*What you need to do:* Your result should be every line of the records below that contains the word "does".

(Data extracted from a collection)
= = = = =
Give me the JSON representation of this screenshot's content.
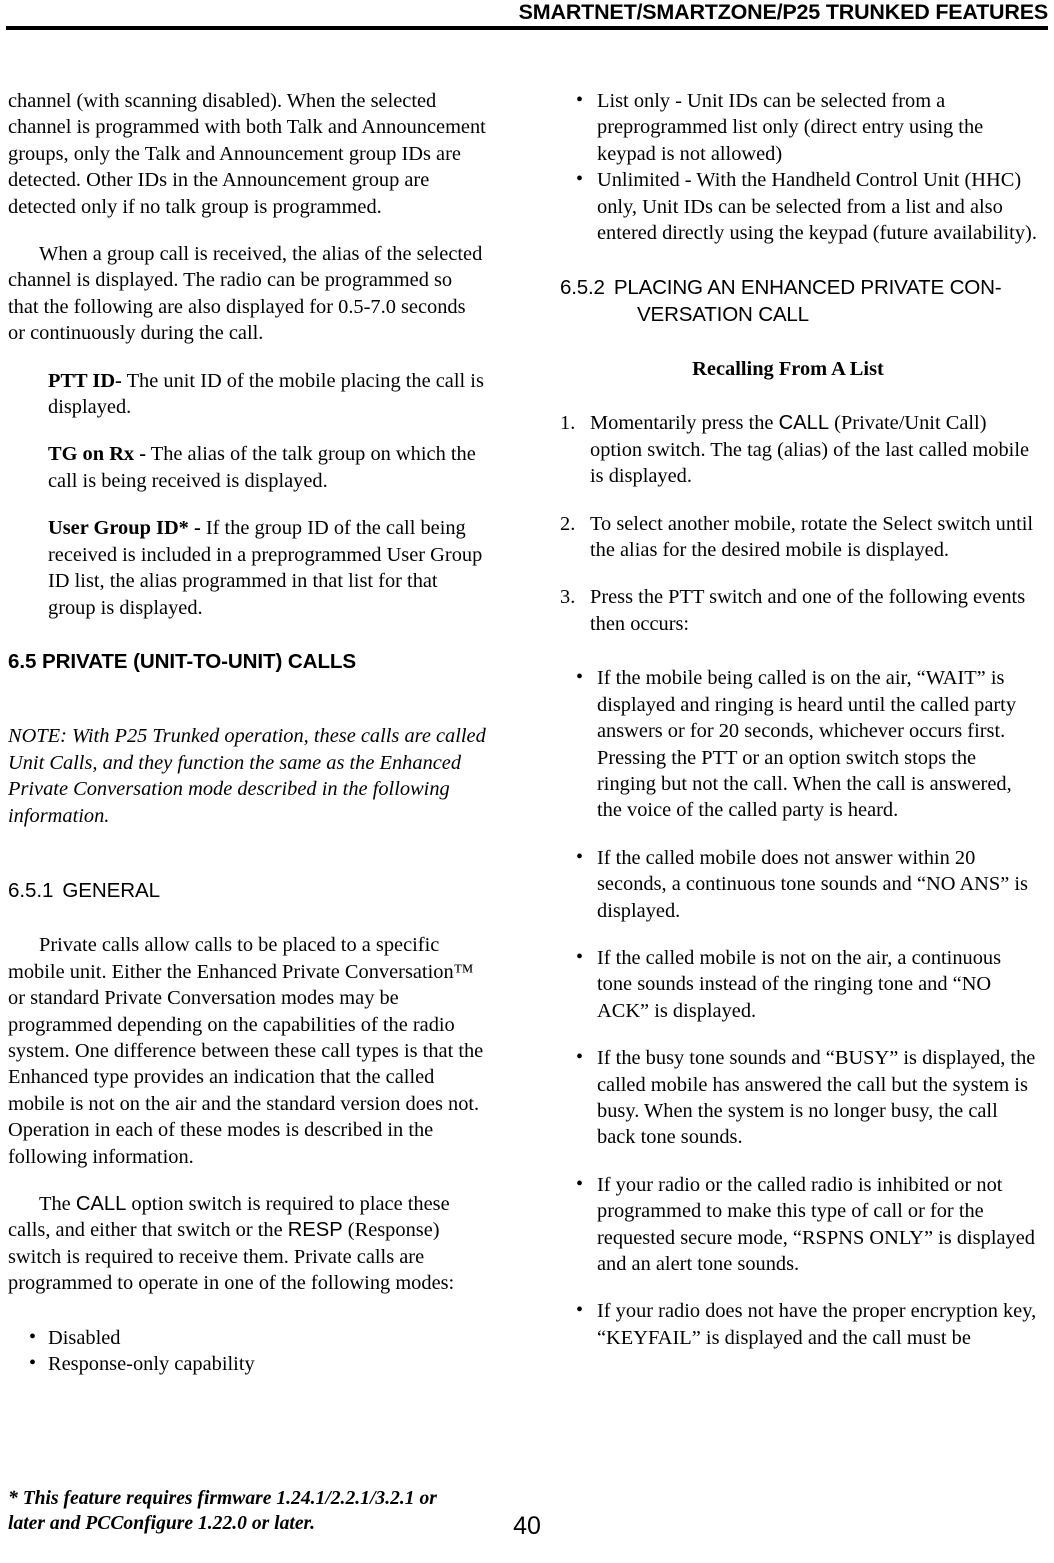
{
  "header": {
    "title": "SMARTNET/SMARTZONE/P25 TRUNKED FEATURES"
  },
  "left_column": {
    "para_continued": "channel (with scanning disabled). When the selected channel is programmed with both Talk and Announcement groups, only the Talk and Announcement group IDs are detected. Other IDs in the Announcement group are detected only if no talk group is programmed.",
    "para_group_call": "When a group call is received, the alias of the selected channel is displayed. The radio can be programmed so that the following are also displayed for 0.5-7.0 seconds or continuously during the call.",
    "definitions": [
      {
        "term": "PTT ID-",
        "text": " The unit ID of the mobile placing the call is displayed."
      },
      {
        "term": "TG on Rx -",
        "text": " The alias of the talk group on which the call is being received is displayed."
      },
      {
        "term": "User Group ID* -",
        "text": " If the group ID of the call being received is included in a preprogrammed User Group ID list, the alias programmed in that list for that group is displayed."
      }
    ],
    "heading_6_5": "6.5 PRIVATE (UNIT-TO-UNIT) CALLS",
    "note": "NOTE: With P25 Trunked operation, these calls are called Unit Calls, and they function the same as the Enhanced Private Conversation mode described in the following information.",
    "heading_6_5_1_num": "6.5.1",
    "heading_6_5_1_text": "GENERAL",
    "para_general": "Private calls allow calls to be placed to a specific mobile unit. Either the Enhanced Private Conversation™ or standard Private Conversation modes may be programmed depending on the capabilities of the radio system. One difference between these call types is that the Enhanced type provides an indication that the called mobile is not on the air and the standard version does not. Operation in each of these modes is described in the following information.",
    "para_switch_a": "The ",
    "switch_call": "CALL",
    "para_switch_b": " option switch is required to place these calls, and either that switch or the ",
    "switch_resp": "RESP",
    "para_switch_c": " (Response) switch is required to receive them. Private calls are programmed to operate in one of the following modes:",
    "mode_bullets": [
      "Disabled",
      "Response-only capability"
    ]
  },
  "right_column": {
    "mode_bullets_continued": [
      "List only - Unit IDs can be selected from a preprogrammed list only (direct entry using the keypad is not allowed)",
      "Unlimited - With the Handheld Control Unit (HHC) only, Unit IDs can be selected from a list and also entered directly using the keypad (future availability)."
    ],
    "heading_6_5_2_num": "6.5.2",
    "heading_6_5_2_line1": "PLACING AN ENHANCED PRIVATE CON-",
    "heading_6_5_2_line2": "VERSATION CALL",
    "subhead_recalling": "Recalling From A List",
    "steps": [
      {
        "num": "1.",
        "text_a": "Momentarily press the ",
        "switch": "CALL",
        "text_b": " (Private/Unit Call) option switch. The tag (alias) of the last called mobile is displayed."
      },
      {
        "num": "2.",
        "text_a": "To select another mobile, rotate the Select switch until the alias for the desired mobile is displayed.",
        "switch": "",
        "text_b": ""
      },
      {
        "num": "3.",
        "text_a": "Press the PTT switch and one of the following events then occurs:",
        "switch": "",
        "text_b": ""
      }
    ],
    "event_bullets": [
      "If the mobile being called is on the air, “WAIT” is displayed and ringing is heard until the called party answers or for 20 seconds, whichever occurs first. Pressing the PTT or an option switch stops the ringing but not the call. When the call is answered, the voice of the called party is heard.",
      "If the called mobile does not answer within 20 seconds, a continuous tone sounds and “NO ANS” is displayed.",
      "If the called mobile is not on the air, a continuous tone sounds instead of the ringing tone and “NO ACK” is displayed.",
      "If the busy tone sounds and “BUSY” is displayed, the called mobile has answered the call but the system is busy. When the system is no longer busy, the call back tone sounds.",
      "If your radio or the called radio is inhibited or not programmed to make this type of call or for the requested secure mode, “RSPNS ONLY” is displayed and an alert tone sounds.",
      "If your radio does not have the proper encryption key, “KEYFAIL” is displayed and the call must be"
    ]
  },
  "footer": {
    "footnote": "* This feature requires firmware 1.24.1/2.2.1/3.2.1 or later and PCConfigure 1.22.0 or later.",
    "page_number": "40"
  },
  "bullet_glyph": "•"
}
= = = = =
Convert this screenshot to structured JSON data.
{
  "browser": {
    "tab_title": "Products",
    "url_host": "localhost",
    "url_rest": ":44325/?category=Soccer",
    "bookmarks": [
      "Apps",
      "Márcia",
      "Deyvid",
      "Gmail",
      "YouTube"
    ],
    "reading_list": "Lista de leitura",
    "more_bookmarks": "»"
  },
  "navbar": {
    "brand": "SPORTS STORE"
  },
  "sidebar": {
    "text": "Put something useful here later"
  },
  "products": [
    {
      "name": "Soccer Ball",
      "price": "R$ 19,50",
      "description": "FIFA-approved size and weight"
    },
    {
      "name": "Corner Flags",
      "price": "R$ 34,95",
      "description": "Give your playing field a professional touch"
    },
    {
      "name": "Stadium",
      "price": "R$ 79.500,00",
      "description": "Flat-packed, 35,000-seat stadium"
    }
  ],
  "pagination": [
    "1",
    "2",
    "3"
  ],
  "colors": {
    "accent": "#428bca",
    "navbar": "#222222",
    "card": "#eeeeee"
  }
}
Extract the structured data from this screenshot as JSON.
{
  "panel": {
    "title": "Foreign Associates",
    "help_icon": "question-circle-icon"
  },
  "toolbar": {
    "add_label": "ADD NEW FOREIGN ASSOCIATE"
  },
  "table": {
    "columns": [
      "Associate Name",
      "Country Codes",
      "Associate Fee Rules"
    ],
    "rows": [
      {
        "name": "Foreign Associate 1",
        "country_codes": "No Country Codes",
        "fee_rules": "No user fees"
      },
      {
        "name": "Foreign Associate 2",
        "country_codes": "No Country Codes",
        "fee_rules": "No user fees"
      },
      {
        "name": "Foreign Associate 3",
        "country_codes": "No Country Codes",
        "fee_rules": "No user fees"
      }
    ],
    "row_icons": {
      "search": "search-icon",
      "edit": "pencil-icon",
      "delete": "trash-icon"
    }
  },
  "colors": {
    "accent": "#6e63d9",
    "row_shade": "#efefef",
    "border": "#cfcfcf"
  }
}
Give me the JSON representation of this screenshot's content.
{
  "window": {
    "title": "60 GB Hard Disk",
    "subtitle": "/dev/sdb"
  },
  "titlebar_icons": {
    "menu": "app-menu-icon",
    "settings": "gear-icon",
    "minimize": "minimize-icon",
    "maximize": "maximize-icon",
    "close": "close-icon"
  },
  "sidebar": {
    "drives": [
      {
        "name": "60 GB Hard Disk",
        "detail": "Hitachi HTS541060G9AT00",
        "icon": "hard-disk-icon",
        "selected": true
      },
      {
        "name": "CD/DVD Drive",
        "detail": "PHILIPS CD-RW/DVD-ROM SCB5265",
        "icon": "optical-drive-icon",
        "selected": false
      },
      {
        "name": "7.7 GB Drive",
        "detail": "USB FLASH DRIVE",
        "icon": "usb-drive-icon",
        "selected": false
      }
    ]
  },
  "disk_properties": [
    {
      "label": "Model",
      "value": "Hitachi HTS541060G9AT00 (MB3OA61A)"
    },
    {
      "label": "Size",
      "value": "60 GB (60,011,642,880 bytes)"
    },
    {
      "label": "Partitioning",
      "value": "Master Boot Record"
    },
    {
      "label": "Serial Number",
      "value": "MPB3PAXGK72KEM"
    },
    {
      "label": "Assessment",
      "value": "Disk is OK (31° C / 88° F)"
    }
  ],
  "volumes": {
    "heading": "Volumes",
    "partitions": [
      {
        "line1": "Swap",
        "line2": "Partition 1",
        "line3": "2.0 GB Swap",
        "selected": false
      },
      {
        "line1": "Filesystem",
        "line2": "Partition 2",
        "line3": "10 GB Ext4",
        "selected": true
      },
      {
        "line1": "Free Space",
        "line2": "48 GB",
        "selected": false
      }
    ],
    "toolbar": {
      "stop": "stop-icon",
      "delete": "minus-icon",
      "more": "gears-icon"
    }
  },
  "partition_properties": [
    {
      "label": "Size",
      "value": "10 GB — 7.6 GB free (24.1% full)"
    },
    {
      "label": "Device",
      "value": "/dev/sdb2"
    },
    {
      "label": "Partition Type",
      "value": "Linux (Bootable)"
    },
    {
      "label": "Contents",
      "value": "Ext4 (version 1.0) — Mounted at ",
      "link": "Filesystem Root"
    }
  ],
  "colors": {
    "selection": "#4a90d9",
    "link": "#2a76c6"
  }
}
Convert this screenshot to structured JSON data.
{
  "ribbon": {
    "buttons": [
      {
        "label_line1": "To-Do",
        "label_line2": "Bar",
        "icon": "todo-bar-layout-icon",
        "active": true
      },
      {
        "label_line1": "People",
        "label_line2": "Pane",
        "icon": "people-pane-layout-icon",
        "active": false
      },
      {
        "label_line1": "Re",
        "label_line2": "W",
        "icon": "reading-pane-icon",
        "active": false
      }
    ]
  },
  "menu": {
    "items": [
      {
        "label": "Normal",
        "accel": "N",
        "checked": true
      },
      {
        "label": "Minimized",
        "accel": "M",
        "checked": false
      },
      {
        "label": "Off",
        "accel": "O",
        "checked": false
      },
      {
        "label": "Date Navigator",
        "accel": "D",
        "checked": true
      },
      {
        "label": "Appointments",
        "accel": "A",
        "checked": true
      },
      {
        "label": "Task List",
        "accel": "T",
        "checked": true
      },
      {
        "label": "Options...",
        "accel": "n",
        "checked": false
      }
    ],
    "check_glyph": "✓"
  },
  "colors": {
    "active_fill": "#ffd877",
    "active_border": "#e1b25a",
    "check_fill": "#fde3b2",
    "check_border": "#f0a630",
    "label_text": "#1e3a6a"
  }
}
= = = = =
*Written reply:*
    "para_general": "Private calls allow calls to be placed to a specific mobile unit. Either the Enhanced Private Conversation™ or standard Private Conversation modes may be programmed depending on the capabilities of the radio system. One difference between these call types is that the Enhanced type provides an indication that the called mobile is not on the air and the standard version does not. Operation in each of these modes is described in the following information.",
      "If the called mobile does not answer within 20 seconds, a continuous tone sounds and “NO ANS” is displayed.",
      "If your radio does not have the proper encryption key, “KEYFAIL” is displayed and the call must be"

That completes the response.